At approximately 4:30pm local time at the Reno Air Races, the P-51 Galloping Ghost abruptly pitched upwards, then rolled to the right inverted and pitched downward towards the main grandstands impacting the box seat area in front of the grandstands. The box seats were occupied by race fans. Seven people were killed at the scene including the veteran air race pilot Jimmy Leeward, 74 of Ocala Florida. Four others have died at the hospital from their injuries.
The pitch up occurred in the vicinity of the racing course abeam the pits, just before home pylon. Photos and video show the left side elevator trim tab breaking loose and falling off during the pitch up. It is not totally clear when the trim tab began to break loose.
This type of pitch-up has happened before inducing a climb with an estimated 10g force. This is enough force to render a pilot unconscious. There are photos that seem to confirm the theory that the pilot was unconscious during the pitch-up and crash. The impact was extremely violent throwing debris out on to the ramp to the north and east of the box seating. The impact appears to have been in the front few rows of the box seats directly impacting spectators.
The air races were canceled for 2011. After the NTSB findings are final, there will most likely be recommendations to improve fan safety at the races.
Thank you to all those who helped at the scene of this tragedy. Our condolences to all friends, crew and family members of the victims of this horrific crash.
About the elevator trim tab:
As the speeds of the air racers increase, more nose down pressure is needed on the control stick to keep the aircraft in level flight and not climbing. To relieve the pressure on the stick, aircraft are equipped with trim tabs (mini control surfaces hinged to the larger control surface) that move into the airflow on the control surface deflecting it thus relieving pressure inside the cockpit. For the elevator to be trimmed nose down, the elevator trim tab is moved up into the airflow forcing the elevator down, thus forcing the nose down.
Some racers have been modified so they can fly at faster speeds than normal requiring little or no trim. If there have been no modifications, the faster you go, the more nose down trim you will need to relieve some of the stick pressure. The force on a deflected trim tab can cause a failure in the connection to the control surface or a failure of the trim tab itself. If the elevator trim tab that is exerting down-trim on an air racer moving at over 450 mph fails, breaks or falls off, it will cause an abrupt pitch-up that the pilot will not be able to stop or control. The resulting climb has been estimated to exceed 10gs. This high g-load will render the pilot unconscious. If the aircraft flies straight during the climb, the pilot will regain consciousness and hopefully have the altitude to regain control of the aircraft.
It has happened before. In 1998 Bob Hannah flying Voodoo went unconscious during such a pitch up after the left-side trim tab broke loose. Voodoo climbed straight enough that when Bob was able to come to and control the aircraft he had sufficient altitude to land safely. Certainly the air racers will look at this behavior very closely and determine what action is needed to keep elevator trim tabs intact during high speed air racing by either reinforcement or modifications for little or no trim needed at speed.

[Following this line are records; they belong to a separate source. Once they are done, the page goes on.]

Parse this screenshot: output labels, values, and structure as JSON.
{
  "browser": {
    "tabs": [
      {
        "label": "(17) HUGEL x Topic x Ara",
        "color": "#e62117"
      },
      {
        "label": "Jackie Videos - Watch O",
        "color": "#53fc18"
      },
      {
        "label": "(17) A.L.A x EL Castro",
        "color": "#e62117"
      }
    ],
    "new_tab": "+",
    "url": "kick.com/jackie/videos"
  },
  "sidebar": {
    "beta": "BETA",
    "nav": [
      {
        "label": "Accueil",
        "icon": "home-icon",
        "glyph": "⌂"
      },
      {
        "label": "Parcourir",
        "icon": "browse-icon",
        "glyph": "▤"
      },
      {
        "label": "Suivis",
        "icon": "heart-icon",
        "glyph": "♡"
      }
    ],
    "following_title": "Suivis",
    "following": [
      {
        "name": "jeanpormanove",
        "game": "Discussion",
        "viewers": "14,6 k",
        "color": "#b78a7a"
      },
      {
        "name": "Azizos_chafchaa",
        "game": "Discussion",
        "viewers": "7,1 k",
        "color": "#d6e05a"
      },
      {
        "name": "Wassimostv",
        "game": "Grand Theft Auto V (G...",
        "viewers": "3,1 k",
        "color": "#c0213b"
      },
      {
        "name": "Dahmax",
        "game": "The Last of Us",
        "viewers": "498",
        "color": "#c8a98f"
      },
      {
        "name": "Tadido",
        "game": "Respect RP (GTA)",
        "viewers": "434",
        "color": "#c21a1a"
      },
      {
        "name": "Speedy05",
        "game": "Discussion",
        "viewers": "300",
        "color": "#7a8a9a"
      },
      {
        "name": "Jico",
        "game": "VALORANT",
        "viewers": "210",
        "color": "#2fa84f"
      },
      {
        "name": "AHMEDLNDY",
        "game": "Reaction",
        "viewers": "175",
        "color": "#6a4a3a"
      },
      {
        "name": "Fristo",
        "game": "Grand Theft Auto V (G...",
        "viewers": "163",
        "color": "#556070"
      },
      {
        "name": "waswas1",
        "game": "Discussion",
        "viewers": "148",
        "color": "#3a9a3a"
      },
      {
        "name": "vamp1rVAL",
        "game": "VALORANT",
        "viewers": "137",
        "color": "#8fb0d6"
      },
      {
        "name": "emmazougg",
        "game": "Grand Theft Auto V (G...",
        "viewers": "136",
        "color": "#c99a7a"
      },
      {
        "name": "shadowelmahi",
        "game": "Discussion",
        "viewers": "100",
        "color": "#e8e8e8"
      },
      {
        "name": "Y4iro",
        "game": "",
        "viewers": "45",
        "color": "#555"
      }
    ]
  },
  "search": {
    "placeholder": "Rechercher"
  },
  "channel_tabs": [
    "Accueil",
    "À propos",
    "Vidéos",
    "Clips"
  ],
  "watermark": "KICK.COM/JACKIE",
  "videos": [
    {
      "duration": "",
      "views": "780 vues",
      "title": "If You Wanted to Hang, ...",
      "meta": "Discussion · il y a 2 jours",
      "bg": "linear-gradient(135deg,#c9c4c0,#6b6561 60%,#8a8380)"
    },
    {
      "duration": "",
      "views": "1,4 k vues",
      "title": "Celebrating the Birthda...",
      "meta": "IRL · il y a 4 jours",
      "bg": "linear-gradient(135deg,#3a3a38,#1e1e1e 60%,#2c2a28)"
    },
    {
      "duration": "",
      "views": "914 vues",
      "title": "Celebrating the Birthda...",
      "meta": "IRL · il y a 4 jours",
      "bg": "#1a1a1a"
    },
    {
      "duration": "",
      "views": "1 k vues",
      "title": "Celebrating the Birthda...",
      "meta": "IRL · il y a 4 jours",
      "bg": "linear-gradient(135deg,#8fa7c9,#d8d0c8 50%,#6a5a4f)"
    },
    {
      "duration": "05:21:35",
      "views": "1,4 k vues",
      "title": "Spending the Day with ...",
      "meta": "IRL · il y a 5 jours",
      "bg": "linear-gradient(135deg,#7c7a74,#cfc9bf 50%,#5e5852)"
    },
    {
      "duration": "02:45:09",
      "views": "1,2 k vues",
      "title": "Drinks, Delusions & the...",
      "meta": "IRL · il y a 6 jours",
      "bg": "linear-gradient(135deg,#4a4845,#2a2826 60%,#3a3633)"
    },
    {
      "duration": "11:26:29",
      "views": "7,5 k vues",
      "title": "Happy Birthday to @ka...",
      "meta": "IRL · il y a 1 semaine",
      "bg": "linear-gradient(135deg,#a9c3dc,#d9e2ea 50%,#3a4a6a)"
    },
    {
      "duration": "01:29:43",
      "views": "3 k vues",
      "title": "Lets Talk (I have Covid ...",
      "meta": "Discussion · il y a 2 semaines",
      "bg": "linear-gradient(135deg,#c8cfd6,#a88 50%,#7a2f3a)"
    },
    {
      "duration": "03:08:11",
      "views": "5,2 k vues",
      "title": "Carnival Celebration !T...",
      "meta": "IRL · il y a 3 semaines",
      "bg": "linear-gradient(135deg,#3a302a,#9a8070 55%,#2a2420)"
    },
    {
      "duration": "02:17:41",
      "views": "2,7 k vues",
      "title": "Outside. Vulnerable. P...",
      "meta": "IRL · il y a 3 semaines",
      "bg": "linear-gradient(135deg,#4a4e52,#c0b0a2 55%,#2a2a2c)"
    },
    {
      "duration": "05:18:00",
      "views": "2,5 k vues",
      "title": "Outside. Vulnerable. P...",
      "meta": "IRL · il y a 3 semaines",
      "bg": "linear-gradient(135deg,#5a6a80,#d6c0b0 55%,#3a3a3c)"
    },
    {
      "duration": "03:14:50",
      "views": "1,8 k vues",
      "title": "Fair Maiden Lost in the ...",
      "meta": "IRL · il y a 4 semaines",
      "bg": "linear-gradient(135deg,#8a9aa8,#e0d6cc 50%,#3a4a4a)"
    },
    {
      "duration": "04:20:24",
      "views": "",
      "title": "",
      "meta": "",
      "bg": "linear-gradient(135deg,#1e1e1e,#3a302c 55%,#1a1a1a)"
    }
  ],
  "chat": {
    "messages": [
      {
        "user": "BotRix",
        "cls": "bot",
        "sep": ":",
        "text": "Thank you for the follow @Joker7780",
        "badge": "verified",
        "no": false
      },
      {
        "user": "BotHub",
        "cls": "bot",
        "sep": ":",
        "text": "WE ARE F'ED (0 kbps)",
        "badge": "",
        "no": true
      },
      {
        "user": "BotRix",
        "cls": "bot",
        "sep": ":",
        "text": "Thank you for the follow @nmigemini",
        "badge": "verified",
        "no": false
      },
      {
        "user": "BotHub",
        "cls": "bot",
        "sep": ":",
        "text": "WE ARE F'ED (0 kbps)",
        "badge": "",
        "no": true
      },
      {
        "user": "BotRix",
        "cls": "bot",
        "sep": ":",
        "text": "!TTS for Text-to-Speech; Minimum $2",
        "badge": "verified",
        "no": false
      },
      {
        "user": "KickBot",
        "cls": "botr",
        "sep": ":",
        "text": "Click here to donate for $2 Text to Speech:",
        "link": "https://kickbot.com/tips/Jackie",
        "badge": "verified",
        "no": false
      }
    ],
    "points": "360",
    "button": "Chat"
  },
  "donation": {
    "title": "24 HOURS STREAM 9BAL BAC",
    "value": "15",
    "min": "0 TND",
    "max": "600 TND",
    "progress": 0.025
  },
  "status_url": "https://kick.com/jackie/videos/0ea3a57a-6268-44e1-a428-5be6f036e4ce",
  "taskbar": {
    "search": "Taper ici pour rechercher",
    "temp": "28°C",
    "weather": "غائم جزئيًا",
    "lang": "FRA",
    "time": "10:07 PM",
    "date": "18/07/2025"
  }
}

All of us involved with the sport know the dangers and accept them. That does not make losing a loved one any easier, it is just the facts of the dangerous sport that we love. Is the life of a pilot any less important than the life of a fan? Of course not. The races have continued after losing pilots in crashes. The pilots, crews and support personnel do know the risks and dangers involved - and we accept it. Are the spectators also aware and accept this risk? Debates and discussions about this and how to keep a like tragedy from ever happening again will begin in the coming months.
Truthfully, that aircraft could have impacted anywhere. It is a miracle that the number of victims was not much higher. The aircraft could have hit the grandstands or out in the middle of the desert. It was (apparently) not controlled at the time of the crash. There is no way a veteran pro pilot like Leeward would have ever allowed the aircraft to impact others or even crash in the vicinity of people.
Race crews will learn from this and inspect every aspect of their racer to insure it is safer than ever before - the only good to come from such a tragedy. Some say this is end of the Reno Air Races. We do not believe so and certainly hope not. There will be more about this later.
All those that perished left family and friends behind. They also had touching stories about why they were at Reno. Some were veteran fans, some first-timers, some with a dream, some with a purpose. In their memory alone, the races should continue.